> TASK BRIEF
When a line in the records contains the string "cover", copy that line.

> RECORDS FOR THIS TASK
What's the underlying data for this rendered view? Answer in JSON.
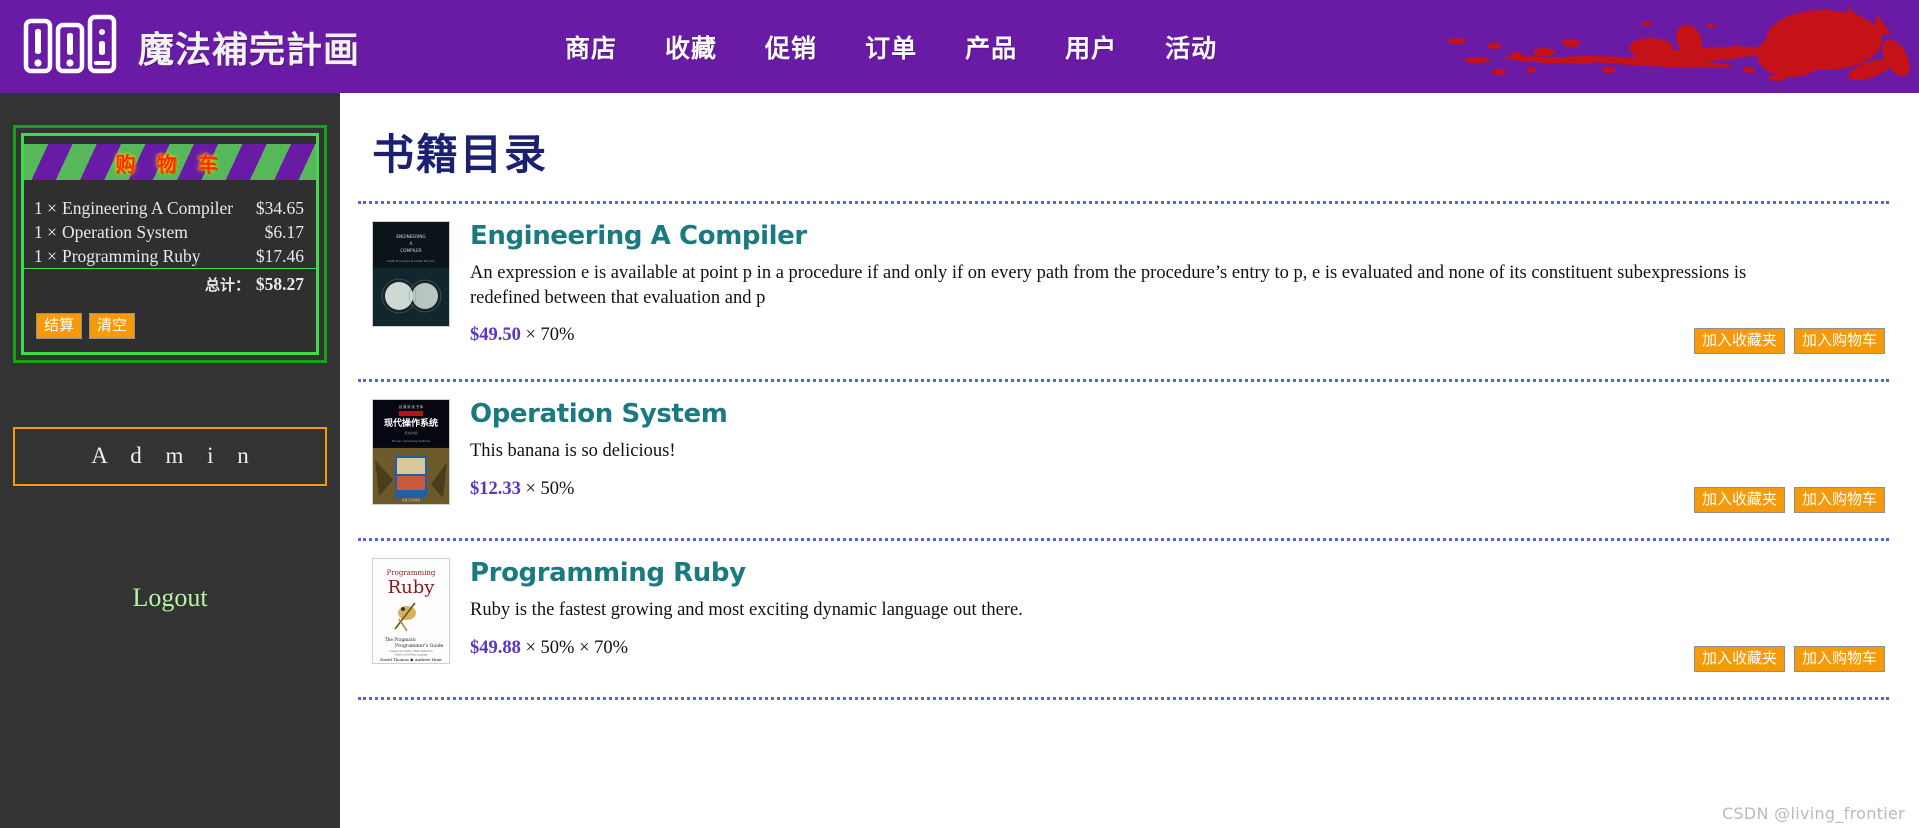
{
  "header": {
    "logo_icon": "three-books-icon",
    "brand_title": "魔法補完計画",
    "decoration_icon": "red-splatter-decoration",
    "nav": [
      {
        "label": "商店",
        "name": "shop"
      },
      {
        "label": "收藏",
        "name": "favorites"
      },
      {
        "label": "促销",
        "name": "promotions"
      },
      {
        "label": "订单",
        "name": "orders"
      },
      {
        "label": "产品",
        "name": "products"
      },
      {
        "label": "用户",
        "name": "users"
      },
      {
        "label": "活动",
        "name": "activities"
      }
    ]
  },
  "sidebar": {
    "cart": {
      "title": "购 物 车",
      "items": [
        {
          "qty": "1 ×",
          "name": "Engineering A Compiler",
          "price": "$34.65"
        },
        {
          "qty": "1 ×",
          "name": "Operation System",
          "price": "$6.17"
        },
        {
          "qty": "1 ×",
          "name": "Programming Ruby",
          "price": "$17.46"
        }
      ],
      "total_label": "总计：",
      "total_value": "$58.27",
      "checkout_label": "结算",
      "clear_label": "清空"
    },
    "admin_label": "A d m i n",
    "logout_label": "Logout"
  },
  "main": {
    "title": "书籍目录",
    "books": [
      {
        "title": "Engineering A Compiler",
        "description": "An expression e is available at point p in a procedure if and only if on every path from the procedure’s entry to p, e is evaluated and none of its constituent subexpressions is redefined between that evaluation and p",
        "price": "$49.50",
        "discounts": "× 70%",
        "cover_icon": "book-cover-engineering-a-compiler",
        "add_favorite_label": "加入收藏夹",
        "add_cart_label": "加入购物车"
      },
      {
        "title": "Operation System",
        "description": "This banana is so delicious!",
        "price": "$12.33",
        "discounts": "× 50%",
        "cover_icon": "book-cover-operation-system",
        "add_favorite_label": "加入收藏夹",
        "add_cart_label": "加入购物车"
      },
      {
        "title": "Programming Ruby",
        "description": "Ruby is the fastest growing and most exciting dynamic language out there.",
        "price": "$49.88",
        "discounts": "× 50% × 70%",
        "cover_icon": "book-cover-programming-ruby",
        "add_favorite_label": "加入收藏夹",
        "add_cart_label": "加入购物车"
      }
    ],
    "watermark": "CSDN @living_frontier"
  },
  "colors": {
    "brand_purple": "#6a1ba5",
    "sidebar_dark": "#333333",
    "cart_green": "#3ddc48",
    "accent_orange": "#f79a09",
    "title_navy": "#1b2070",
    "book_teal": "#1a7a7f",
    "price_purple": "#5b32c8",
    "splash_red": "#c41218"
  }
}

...

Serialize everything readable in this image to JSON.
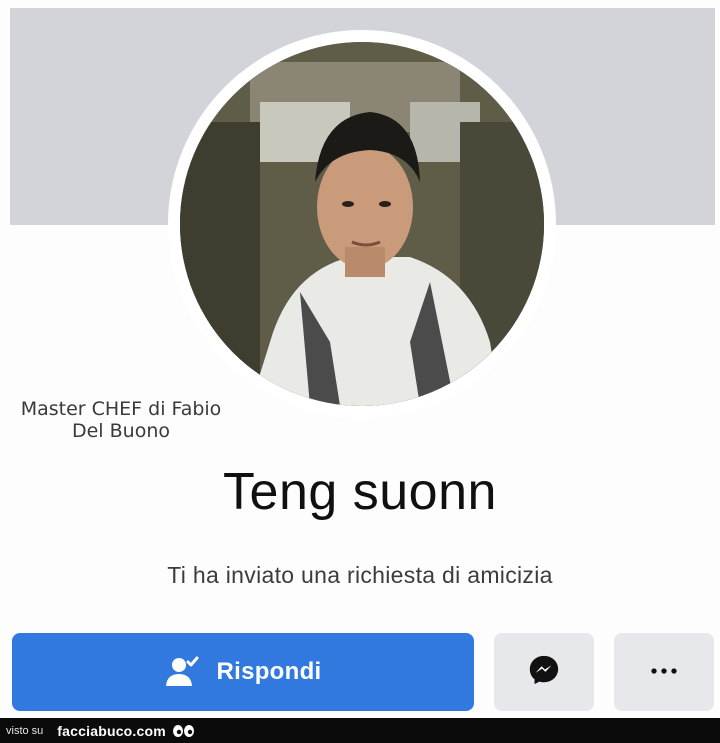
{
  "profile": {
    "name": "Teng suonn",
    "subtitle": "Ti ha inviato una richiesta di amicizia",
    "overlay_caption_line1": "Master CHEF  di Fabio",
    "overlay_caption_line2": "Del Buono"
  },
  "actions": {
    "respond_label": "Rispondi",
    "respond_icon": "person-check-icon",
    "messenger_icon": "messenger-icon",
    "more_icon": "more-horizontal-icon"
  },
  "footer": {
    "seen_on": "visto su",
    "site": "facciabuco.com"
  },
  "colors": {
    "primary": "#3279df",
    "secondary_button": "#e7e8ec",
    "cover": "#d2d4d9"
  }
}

> EXPECTED ANSWER
        "cover_icon": "book-cover-engineering-a-compiler",
        "cover_icon": "book-cover-operation-system",
        "cover_icon": "book-cover-programming-ruby",
    "cover": "#d2d4d9"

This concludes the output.